* DIRECTIONS *
Whenever an image turns up, omit it and return the remaining data exactly.

Page and application data records
⁂
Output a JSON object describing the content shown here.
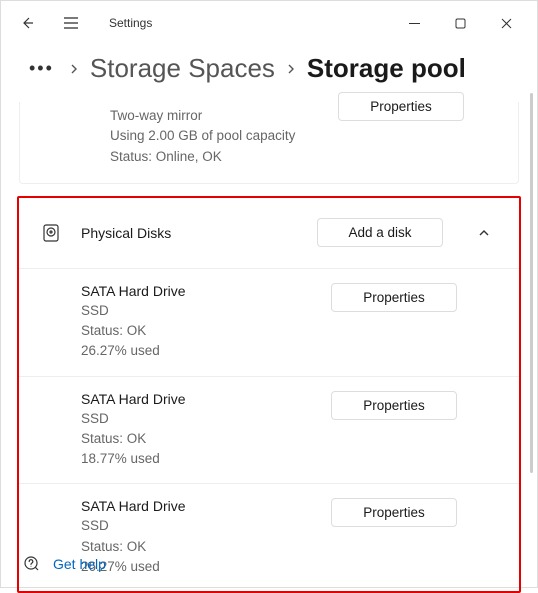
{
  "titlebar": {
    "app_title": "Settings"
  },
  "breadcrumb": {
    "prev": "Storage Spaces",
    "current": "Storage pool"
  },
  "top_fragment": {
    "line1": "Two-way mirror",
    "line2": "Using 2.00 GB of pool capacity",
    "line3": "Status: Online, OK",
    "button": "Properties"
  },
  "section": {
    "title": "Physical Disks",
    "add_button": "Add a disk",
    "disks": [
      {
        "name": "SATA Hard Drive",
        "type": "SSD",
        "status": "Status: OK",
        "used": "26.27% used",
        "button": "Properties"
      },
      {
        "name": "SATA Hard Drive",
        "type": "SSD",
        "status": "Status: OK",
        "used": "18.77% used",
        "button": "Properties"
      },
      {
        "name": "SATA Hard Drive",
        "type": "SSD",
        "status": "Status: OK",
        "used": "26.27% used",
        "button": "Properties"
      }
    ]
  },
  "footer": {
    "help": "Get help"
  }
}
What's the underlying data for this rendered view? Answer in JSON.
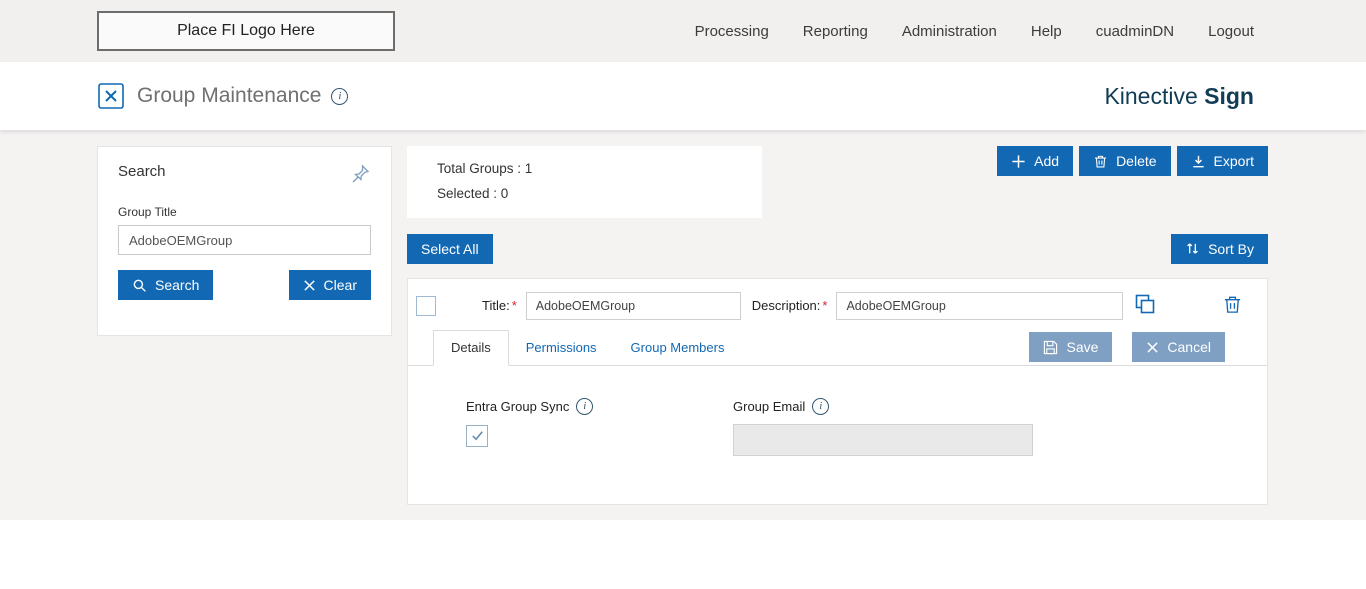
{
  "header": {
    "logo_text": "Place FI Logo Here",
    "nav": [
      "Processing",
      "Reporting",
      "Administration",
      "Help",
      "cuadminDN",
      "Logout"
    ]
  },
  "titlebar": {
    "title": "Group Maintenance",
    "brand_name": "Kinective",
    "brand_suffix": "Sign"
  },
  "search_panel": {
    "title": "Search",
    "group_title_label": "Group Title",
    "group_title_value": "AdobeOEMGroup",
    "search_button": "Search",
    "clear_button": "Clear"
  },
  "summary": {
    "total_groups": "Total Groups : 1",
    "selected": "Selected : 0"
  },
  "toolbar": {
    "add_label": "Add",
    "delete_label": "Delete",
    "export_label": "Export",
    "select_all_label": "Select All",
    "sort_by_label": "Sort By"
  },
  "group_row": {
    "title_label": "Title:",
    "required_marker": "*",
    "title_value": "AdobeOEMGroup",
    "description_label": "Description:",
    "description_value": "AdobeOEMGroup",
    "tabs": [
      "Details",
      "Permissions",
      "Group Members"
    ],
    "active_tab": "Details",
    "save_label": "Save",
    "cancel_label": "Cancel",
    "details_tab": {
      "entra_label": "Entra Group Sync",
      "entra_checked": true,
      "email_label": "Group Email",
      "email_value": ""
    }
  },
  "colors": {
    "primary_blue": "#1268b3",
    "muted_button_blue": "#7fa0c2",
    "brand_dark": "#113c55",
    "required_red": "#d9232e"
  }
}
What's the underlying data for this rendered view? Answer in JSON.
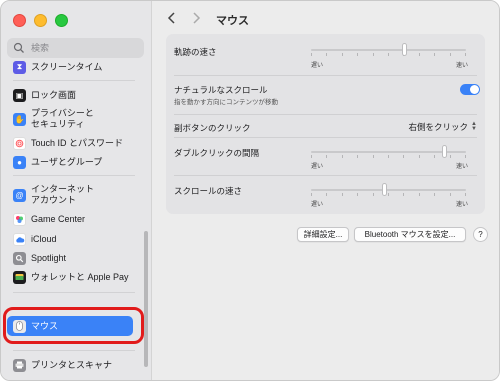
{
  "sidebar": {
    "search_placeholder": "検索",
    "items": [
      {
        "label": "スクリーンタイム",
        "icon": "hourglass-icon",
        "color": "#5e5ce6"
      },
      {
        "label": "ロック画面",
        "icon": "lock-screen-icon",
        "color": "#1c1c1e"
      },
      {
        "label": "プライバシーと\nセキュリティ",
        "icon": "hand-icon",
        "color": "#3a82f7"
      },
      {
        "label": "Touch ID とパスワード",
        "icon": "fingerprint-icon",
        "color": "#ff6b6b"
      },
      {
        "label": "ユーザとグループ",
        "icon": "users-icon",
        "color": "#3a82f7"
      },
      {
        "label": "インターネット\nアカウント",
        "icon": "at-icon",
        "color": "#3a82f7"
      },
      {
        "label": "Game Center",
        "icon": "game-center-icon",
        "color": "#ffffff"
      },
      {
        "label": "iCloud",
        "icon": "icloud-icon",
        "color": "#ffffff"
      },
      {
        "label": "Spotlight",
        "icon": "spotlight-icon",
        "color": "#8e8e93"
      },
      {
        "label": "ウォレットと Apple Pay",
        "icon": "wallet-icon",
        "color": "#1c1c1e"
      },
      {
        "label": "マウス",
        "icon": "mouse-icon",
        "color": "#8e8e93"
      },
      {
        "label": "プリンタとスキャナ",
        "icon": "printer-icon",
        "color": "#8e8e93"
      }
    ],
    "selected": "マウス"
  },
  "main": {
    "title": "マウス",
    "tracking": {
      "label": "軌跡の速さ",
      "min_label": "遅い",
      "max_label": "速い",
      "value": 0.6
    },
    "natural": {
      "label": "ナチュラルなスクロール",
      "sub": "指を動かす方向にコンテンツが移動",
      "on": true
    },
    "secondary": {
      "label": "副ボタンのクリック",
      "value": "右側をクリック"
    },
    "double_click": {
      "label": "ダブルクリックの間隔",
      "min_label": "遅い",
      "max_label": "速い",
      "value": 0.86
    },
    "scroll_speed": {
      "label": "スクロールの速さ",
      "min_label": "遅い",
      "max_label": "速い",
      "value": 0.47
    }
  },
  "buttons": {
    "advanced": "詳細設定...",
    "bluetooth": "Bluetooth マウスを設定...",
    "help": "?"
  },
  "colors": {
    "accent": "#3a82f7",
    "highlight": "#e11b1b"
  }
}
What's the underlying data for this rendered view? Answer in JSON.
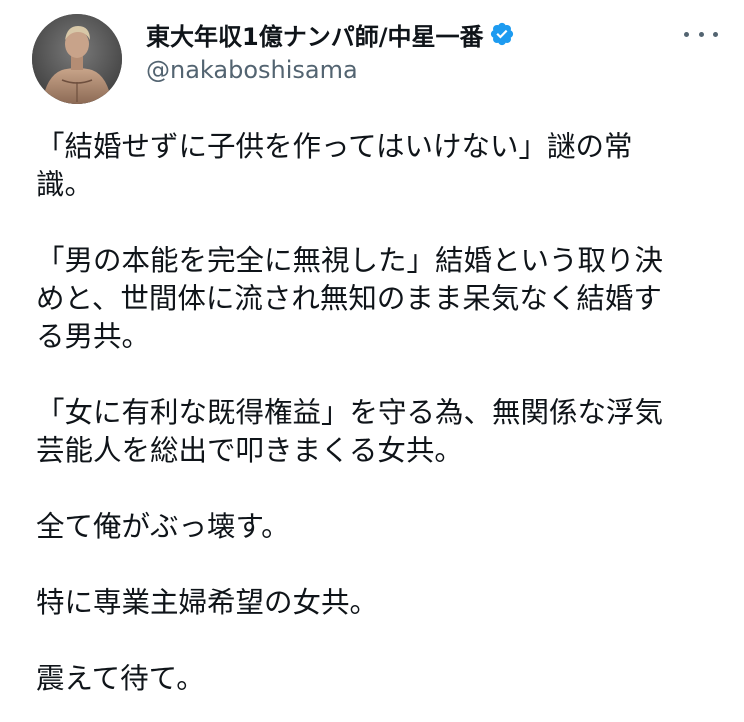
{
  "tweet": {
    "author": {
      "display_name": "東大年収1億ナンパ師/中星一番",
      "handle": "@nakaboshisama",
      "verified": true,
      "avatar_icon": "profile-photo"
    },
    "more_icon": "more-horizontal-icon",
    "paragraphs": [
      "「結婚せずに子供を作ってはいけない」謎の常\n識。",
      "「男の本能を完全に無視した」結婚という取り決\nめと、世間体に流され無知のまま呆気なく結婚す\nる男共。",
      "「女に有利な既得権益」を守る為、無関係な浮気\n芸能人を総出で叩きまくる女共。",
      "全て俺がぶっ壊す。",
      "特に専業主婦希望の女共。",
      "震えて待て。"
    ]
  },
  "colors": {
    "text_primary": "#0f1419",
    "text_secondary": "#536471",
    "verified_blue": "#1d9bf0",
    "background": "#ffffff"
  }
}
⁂
* OUTPUT BELOW *
Output a JSON object describing the content shown here.
{
  "titlebar": {
    "app_title": "Settings"
  },
  "breadcrumb": {
    "prev": "Storage Spaces",
    "current": "Storage pool"
  },
  "top_fragment": {
    "line1": "Two-way mirror",
    "line2": "Using 2.00 GB of pool capacity",
    "line3": "Status: Online, OK",
    "button": "Properties"
  },
  "section": {
    "title": "Physical Disks",
    "add_button": "Add a disk",
    "disks": [
      {
        "name": "SATA Hard Drive",
        "type": "SSD",
        "status": "Status: OK",
        "used": "26.27% used",
        "button": "Properties"
      },
      {
        "name": "SATA Hard Drive",
        "type": "SSD",
        "status": "Status: OK",
        "used": "18.77% used",
        "button": "Properties"
      },
      {
        "name": "SATA Hard Drive",
        "type": "SSD",
        "status": "Status: OK",
        "used": "26.27% used",
        "button": "Properties"
      }
    ]
  },
  "footer": {
    "help": "Get help"
  }
}
What's the underlying data for this rendered view? Answer in JSON.
{
  "header": {
    "logo_text": "Place FI Logo Here",
    "nav": [
      "Processing",
      "Reporting",
      "Administration",
      "Help",
      "cuadminDN",
      "Logout"
    ]
  },
  "titlebar": {
    "title": "Group Maintenance",
    "brand_name": "Kinective",
    "brand_suffix": "Sign"
  },
  "search_panel": {
    "title": "Search",
    "group_title_label": "Group Title",
    "group_title_value": "AdobeOEMGroup",
    "search_button": "Search",
    "clear_button": "Clear"
  },
  "summary": {
    "total_groups": "Total Groups : 1",
    "selected": "Selected : 0"
  },
  "toolbar": {
    "add_label": "Add",
    "delete_label": "Delete",
    "export_label": "Export",
    "select_all_label": "Select All",
    "sort_by_label": "Sort By"
  },
  "group_row": {
    "title_label": "Title:",
    "required_marker": "*",
    "title_value": "AdobeOEMGroup",
    "description_label": "Description:",
    "description_value": "AdobeOEMGroup",
    "tabs": [
      "Details",
      "Permissions",
      "Group Members"
    ],
    "active_tab": "Details",
    "save_label": "Save",
    "cancel_label": "Cancel",
    "details_tab": {
      "entra_label": "Entra Group Sync",
      "entra_checked": true,
      "email_label": "Group Email",
      "email_value": ""
    }
  },
  "colors": {
    "primary_blue": "#1268b3",
    "muted_button_blue": "#7fa0c2",
    "brand_dark": "#113c55",
    "required_red": "#d9232e"
  }
}
What's the underlying data for this rendered view? Answer in JSON.
{
  "sidebar": {
    "search_placeholder": "検索",
    "items": [
      {
        "label": "スクリーンタイム",
        "icon": "hourglass-icon",
        "color": "#5e5ce6"
      },
      {
        "label": "ロック画面",
        "icon": "lock-screen-icon",
        "color": "#1c1c1e"
      },
      {
        "label": "プライバシーと\nセキュリティ",
        "icon": "hand-icon",
        "color": "#3a82f7"
      },
      {
        "label": "Touch ID とパスワード",
        "icon": "fingerprint-icon",
        "color": "#ff6b6b"
      },
      {
        "label": "ユーザとグループ",
        "icon": "users-icon",
        "color": "#3a82f7"
      },
      {
        "label": "インターネット\nアカウント",
        "icon": "at-icon",
        "color": "#3a82f7"
      },
      {
        "label": "Game Center",
        "icon": "game-center-icon",
        "color": "#ffffff"
      },
      {
        "label": "iCloud",
        "icon": "icloud-icon",
        "color": "#ffffff"
      },
      {
        "label": "Spotlight",
        "icon": "spotlight-icon",
        "color": "#8e8e93"
      },
      {
        "label": "ウォレットと Apple Pay",
        "icon": "wallet-icon",
        "color": "#1c1c1e"
      },
      {
        "label": "マウス",
        "icon": "mouse-icon",
        "color": "#8e8e93"
      },
      {
        "label": "プリンタとスキャナ",
        "icon": "printer-icon",
        "color": "#8e8e93"
      }
    ],
    "selected": "マウス"
  },
  "main": {
    "title": "マウス",
    "tracking": {
      "label": "軌跡の速さ",
      "min_label": "遅い",
      "max_label": "速い",
      "value": 0.6
    },
    "natural": {
      "label": "ナチュラルなスクロール",
      "sub": "指を動かす方向にコンテンツが移動",
      "on": true
    },
    "secondary": {
      "label": "副ボタンのクリック",
      "value": "右側をクリック"
    },
    "double_click": {
      "label": "ダブルクリックの間隔",
      "min_label": "遅い",
      "max_label": "速い",
      "value": 0.86
    },
    "scroll_speed": {
      "label": "スクロールの速さ",
      "min_label": "遅い",
      "max_label": "速い",
      "value": 0.47
    }
  },
  "buttons": {
    "advanced": "詳細設定...",
    "bluetooth": "Bluetooth マウスを設定...",
    "help": "?"
  },
  "colors": {
    "accent": "#3a82f7",
    "highlight": "#e11b1b"
  }
}
What's the underlying data for this rendered view? Answer in JSON.
{
  "tweet": {
    "author": {
      "display_name": "東大年収1億ナンパ師/中星一番",
      "handle": "@nakaboshisama",
      "verified": true,
      "avatar_icon": "profile-photo"
    },
    "more_icon": "more-horizontal-icon",
    "paragraphs": [
      "「結婚せずに子供を作ってはいけない」謎の常\n識。",
      "「男の本能を完全に無視した」結婚という取り決\nめと、世間体に流され無知のまま呆気なく結婚す\nる男共。",
      "「女に有利な既得権益」を守る為、無関係な浮気\n芸能人を総出で叩きまくる女共。",
      "全て俺がぶっ壊す。",
      "特に専業主婦希望の女共。",
      "震えて待て。"
    ]
  },
  "colors": {
    "text_primary": "#0f1419",
    "text_secondary": "#536471",
    "verified_blue": "#1d9bf0",
    "background": "#ffffff"
  }
}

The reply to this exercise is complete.